Influence is a strange and powerful thing in 2015. As it’s become one of our foremost cultural ideals, it now functions as something of a protective shield against critique. While criticism continues to evolve towards an approach that considers a work’s sociocultural impact alongside its perceived artistry, influence has become inherently valuable in its own right—regardless of what that influence actually entails, more is self-evidently better. So artists of great influence feel increasingly immune to criticism on moral or aesthetic terms; in the same way that clickbait almost always commands the most traffic, being “influential” tends to wield far more power than being “good.” Whether this is democratic or soul-crushing depends on where you’re standing.

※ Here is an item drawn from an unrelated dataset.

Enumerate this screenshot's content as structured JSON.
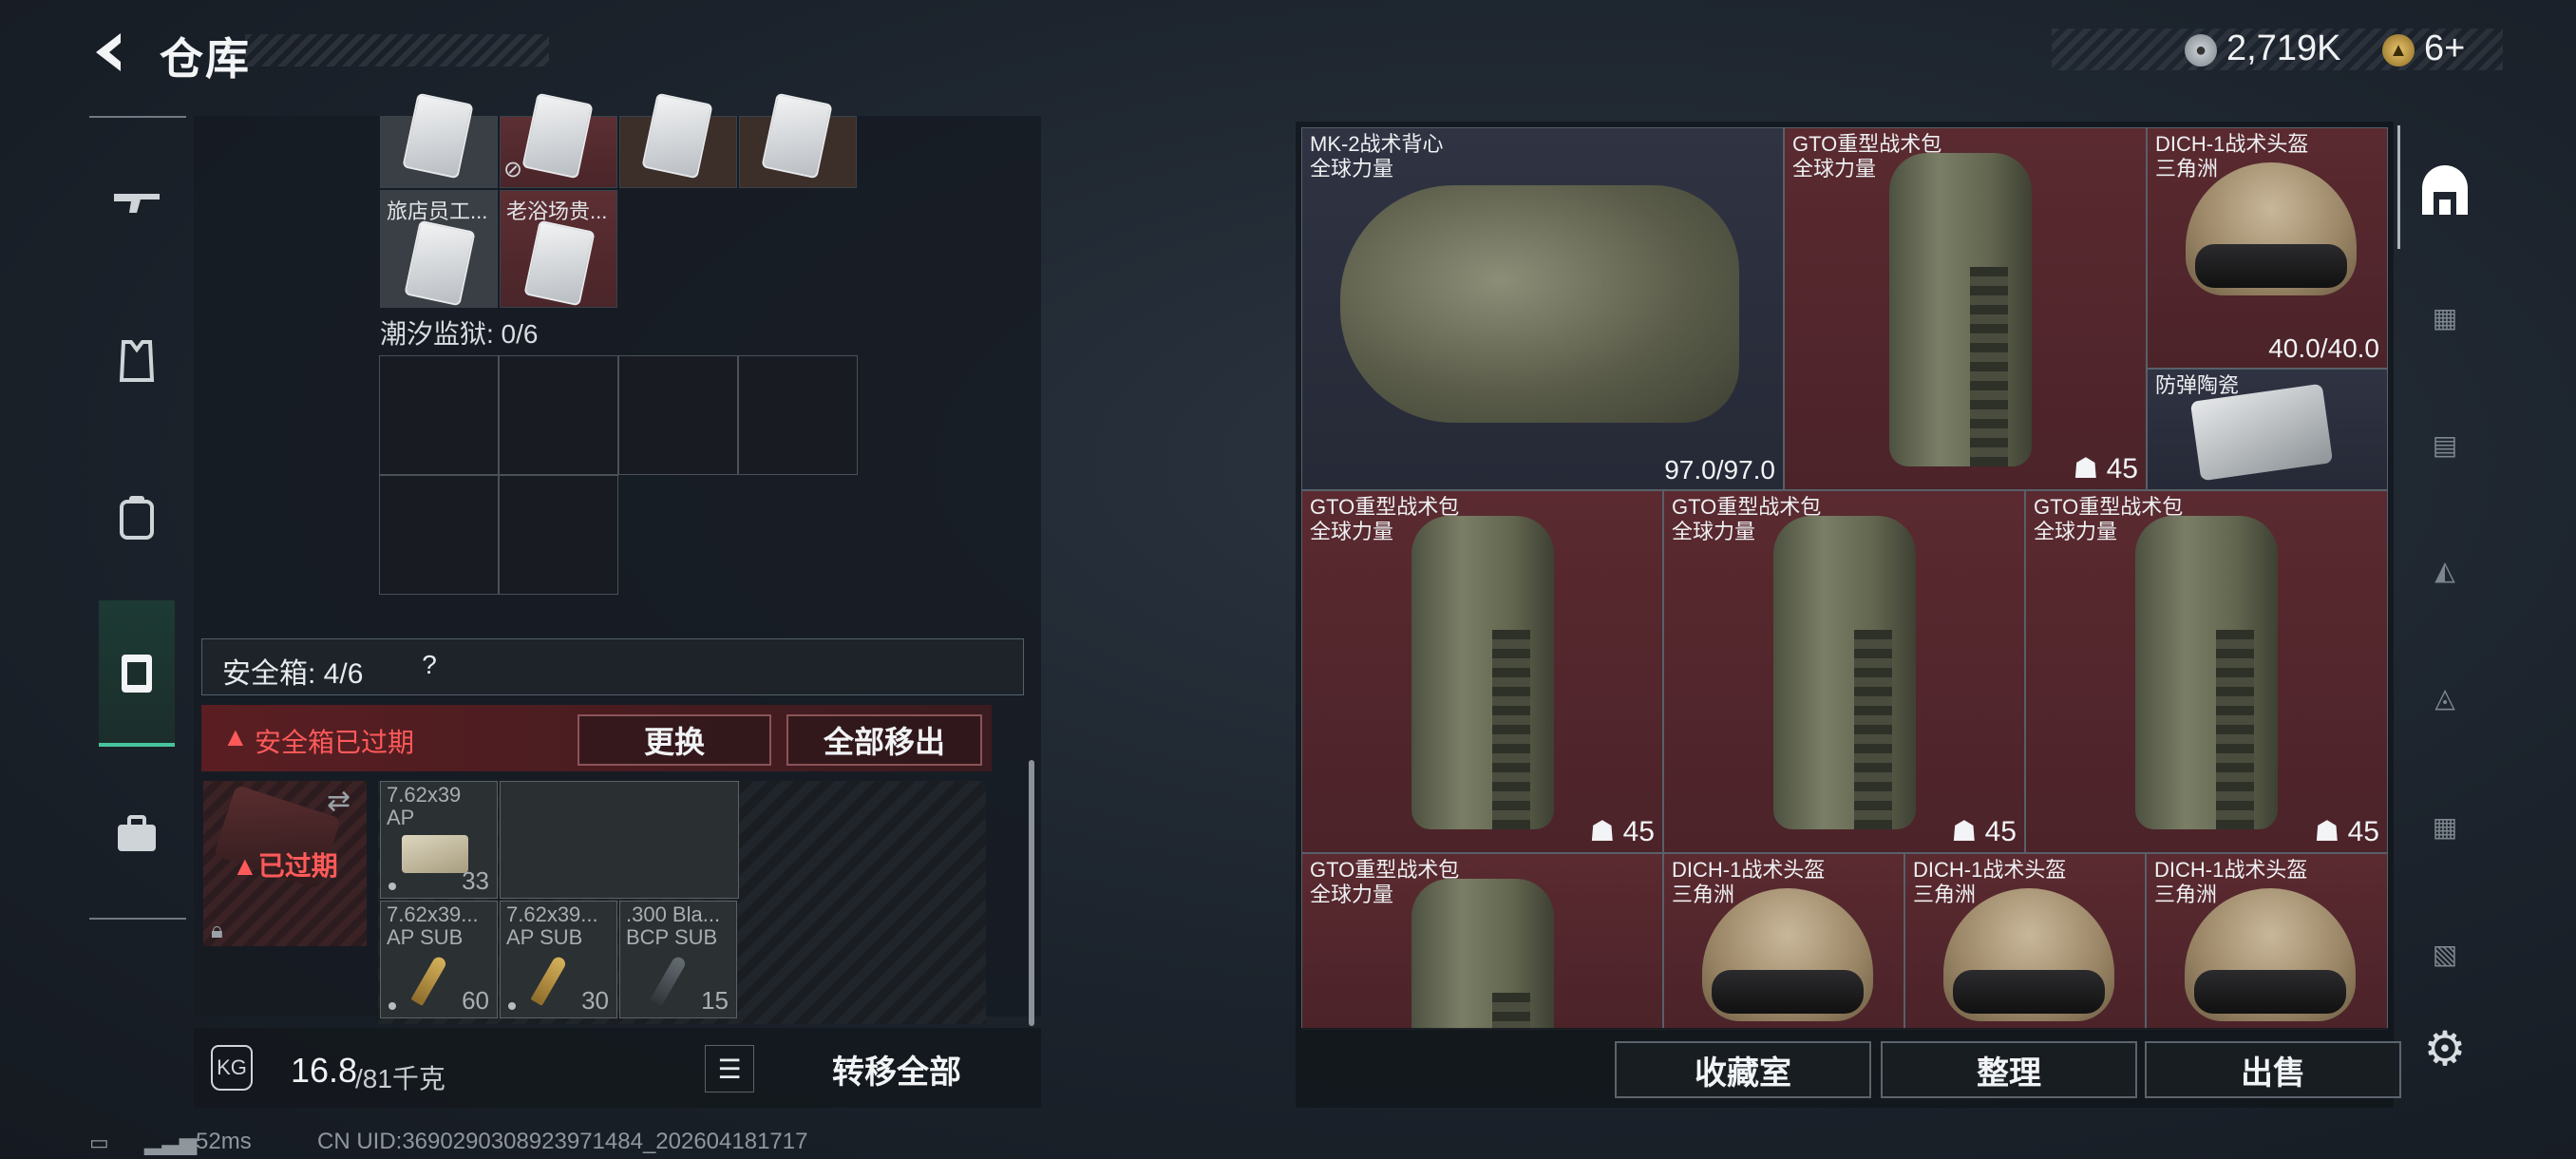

One recent example of influence as the ultimate 21st century ideal involved the art world clamoring over Kim Kardashian’s selfie anthology with a fervency that often rang fake-deep. Thing is, there’s no need to paint Kim as an artistic genius to acknowledge her very real cultural contributions. The past decade has seen a slow, begrudging acceptance of Kim as more than a sexual object or harbinger of the death of culture, but instead, as someone who is savvy, self-starting, and able to direct the collective dialogue—someone who just gets it, whatever “it” may be. Uncoincidentally, that shift lines up with the rise of social media and our expanding obsession with DIY networking, branding, and self-actualization.